Set aside whatever lie the Governator told her, it hadn't occurred to me that one of the ways the banks could inflict pain was on state and local governments. You don't give us our trillions (and that's what it's going to be), you don't get your infrastructure bonds and other credit. Or is this entirely wrong and Boxer is just bullshitting (or California is)?

Because this sounds like they had it set up to screw us either way - deny us access to credit for infrastructure bonds or deny us the assets to pay for infrastructure bonds by siphoning us dry.

Not that I'm excusing Boxer's vote, it's still awful. Because like any blackmail, it only gets worse, the blackmailer is never satisfied. Still an interesting aspect that I don't think I've seen mentioned or analyzed before is the pain the banks were threatening to inflict on States.

Submitted by lambert on


I meant to post on this letter, thanks for doing it.

[ ] Very tepidly voting for Obama [ ] ?????. [ ] Any mullah-sucking billionaire-teabagging torture-loving pus-encrusted spawn of Cthulhu, bless his (R) heart.

dr sardonicus's picture
Submitted by dr sardonicus on

The bankers are only trying to buy time for another 20-30 years. After they are dead and buried, they don't give a damn what happens.

...for the rest of us

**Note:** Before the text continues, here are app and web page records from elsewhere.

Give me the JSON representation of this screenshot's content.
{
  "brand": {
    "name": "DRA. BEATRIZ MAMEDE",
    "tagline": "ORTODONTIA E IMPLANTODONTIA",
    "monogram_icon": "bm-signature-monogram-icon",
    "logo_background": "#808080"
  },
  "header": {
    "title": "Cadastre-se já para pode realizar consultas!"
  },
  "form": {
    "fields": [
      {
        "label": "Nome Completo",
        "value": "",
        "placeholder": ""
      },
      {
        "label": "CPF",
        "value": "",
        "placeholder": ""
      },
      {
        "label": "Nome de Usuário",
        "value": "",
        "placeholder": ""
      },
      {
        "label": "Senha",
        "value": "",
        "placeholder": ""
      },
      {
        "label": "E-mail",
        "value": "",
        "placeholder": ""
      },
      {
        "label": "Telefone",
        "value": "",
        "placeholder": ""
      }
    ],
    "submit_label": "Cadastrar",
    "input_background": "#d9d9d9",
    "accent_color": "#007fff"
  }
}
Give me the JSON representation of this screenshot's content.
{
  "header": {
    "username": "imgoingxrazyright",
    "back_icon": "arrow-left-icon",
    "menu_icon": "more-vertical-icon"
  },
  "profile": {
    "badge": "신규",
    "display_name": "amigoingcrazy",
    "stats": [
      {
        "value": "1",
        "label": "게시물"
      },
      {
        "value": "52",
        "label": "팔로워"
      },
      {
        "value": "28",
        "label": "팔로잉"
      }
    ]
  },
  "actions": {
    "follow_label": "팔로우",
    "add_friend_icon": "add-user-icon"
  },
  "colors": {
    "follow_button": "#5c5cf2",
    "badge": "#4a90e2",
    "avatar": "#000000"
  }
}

dr sardonicus's picture
Submitted by dr sardonicus on

My figuring is that you have to be at least 50 in order to have any real juice on Wall Street, and that they don't give a shit about the future of those who will eventually replace them, any more than they give a shit about the future of anyone else.

...for the rest of us

Damon's picture
Submitted by Damon on

I heard something very similar, yesterday, but I'm so skeptical now, and after hearing that you heard this about the municipalities in your own state, I'm not sure if this is a legitimate scare, or something else manufactured to get the money/stop us from complaining.

The scary thing in all of this is that I'm beginning not even to believe people whom I'd formerly thought trustworthy.

I don't think Interfluidity is being alarmist in the least bit. If this huge-assed bail-out doesn't 'work' how will anyone ever trust their elected officials, again on anything? Forget the economy, for a minute; this goes so much deeper than that.

Submitted by jawbone on

who kept me sane during the Gore-Bush campaign and with much commentary afterwards, I wondered, "How's that nose-holding going so far, Paul?"

Today, I listened to a NJ Repub rep who voted against the Paulson Fix Is In, both times--and it was scary that he was making sense. But, given his past votes and actions, this is almost in the stopped-clock-right-twice-a-day category(unless on military time, when it's only right once a day). He said it was too much given to the wrong people for the wrong purposes and he'd hoped to slow things down enough to have hearings and investigate other options.

Now, agreeing with his kind of Repub is truly scary. And having previously dependable Dems leading the charge to give the Big Banker Boiz whatever they asked for via Paulson is astonishing.

Bizarro World.

(Reply to Damon @ 4:16 for those going chronologically.)

chicago dyke's picture
Submitted by chicago dyke on

and i'll make two points.

1. there's a reason why so much pressure has been applied, to keep organizing and social activism in the 'negative' category they have become in the minds of most americans. 1a = this includes the construction of what "good" social activism looks like, and explains why much effective activism has been tainted and poisoned, often from within, to the point where its frequently confused with narratives of apathy and ineffectual self-defeating violence.

2. the Our Betters in the piece are, above all else, not really that smart. bush is the best example of that, and if i can thank him for anything, it's for so publically illustrating that point. the 2b of this is that Our Betters, being not so bright and not so aware and informed, are guaranteed to fuck things up much more quickly than their magical number people tell them. i think 20 years is too long and generous a time frame.